#### [EXERCISE REQUIREMENTS]
Please print each of the entries below exactly.

[Data excerpts]
● ● ● ● ●
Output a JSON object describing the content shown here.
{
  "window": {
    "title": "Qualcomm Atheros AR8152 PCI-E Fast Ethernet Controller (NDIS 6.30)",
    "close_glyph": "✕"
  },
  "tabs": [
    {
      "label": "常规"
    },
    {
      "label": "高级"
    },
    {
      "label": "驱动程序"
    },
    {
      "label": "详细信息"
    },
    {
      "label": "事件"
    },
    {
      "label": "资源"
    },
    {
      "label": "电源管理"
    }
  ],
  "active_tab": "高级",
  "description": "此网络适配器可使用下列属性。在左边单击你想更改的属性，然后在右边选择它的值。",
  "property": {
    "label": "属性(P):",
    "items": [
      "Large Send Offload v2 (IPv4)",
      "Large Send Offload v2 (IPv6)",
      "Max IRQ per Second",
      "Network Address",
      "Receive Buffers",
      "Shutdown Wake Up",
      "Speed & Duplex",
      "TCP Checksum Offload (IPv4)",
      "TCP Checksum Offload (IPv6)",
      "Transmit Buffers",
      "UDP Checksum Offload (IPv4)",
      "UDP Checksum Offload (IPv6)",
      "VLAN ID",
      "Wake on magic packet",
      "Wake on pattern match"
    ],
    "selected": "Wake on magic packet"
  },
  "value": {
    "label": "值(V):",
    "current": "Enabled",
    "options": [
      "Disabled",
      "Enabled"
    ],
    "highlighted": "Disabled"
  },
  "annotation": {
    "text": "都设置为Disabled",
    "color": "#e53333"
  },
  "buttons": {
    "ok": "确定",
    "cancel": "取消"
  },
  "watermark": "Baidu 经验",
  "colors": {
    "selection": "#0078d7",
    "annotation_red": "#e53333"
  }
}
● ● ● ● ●
#### [SOLUTION FOR THIS TASK]
Output a JSON object describing the content shown here.
{
  "window": {
    "title": "Qualcomm Atheros AR8152 PCI-E Fast Ethernet Controller (NDIS 6.30)",
    "close_glyph": "✕"
  },
  "tabs": [
    {
      "label": "常规"
    },
    {
      "label": "高级"
    },
    {
      "label": "驱动程序"
    },
    {
      "label": "详细信息"
    },
    {
      "label": "事件"
    },
    {
      "label": "资源"
    },
    {
      "label": "电源管理"
    }
  ],
  "active_tab": "高级",
  "description": "此网络适配器可使用下列属性。在左边单击你想更改的属性，然后在右边选择它的值。",
  "property": {
    "label": "属性(P):",
    "items": [
      "Large Send Offload v2 (IPv4)",
      "Large Send Offload v2 (IPv6)",
      "Max IRQ per Second",
      "Network Address",
      "Receive Buffers",
      "Shutdown Wake Up",
      "Speed & Duplex",
      "TCP Checksum Offload (IPv4)",
      "TCP Checksum Offload (IPv6)",
      "Transmit Buffers",
      "UDP Checksum Offload (IPv4)",
      "UDP Checksum Offload (IPv6)",
      "VLAN ID",
      "Wake on magic packet",
      "Wake on pattern match"
    ],
    "selected": "Wake on magic packet"
  },
  "value": {
    "label": "值(V):",
    "current": "Enabled",
    "options": [
      "Disabled",
      "Enabled"
    ],
    "highlighted": "Disabled"
  },
  "annotation": {
    "text": "都设置为Disabled",
    "color": "#e53333"
  },
  "buttons": {
    "ok": "确定",
    "cancel": "取消"
  },
  "watermark": "Baidu 经验",
  "colors": {
    "selection": "#0078d7",
    "annotation_red": "#e53333"
  }
}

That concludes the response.